▸ WORK INSTRUCTIONS
Pick out all lines of the entries that include the word "screenshot" and copy them.

SUPPLIED DATA: Begin

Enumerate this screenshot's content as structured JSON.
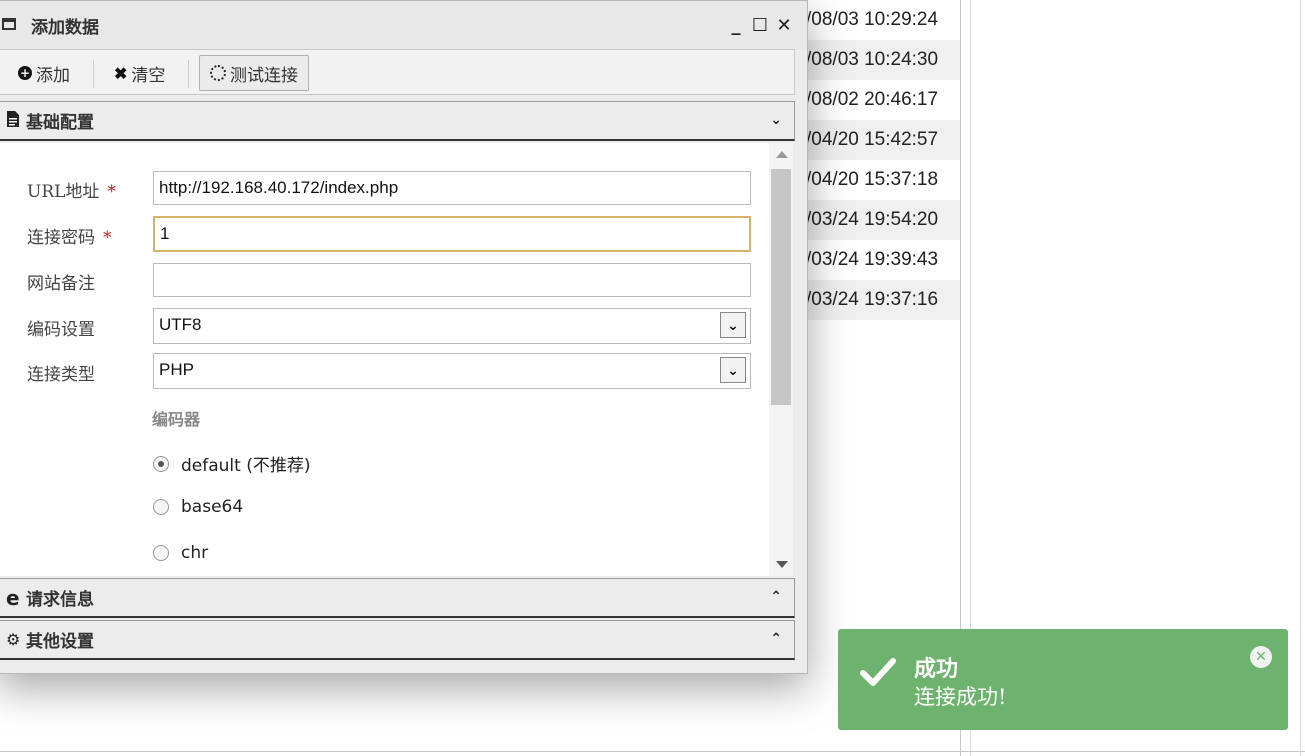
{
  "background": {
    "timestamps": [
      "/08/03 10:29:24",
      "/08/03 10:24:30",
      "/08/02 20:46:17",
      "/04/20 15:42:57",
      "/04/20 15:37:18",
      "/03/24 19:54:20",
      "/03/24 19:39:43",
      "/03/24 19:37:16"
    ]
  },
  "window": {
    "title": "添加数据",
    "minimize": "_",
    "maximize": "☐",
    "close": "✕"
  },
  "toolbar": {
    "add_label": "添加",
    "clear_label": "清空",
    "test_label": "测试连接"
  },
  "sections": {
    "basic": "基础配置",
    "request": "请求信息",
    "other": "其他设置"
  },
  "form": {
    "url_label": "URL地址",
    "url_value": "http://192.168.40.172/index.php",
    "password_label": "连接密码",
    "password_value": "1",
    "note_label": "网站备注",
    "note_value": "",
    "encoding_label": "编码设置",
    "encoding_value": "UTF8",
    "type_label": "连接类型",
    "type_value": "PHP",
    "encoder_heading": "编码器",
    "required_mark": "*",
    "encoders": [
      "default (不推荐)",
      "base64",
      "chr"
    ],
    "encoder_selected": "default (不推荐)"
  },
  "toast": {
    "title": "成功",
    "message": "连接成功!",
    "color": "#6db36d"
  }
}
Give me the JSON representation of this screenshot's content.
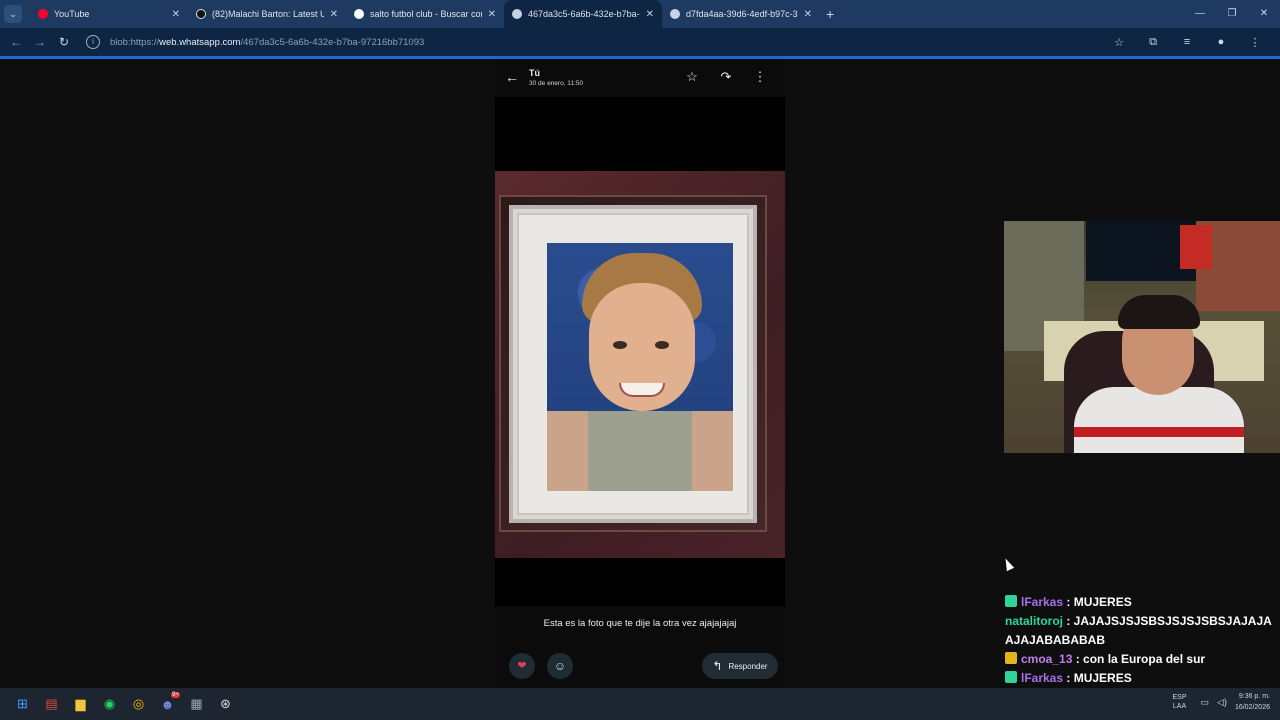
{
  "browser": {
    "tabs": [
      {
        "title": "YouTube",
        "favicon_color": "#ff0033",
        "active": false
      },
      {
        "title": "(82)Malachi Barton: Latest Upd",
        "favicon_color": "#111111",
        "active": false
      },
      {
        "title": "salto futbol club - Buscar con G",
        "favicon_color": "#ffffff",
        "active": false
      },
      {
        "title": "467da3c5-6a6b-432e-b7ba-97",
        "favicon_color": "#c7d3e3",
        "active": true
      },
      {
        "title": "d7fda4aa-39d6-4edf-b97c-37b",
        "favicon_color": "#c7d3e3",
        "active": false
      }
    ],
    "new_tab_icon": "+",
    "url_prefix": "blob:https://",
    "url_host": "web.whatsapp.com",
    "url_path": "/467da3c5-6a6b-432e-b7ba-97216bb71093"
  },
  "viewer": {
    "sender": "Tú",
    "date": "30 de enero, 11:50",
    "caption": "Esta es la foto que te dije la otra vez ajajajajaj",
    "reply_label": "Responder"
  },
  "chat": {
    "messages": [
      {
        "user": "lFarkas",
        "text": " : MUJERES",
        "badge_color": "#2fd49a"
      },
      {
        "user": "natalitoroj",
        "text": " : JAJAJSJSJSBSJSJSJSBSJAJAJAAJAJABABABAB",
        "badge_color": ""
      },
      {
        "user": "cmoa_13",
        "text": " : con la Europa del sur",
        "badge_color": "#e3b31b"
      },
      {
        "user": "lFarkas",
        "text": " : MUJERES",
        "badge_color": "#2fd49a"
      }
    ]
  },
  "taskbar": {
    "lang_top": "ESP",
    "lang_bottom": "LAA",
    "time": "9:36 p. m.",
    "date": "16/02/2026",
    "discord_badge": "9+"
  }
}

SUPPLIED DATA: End

▸ WRITTEN RESPONSE
Enumerate this screenshot's content as structured JSON.
Give me the JSON representation of this screenshot's content.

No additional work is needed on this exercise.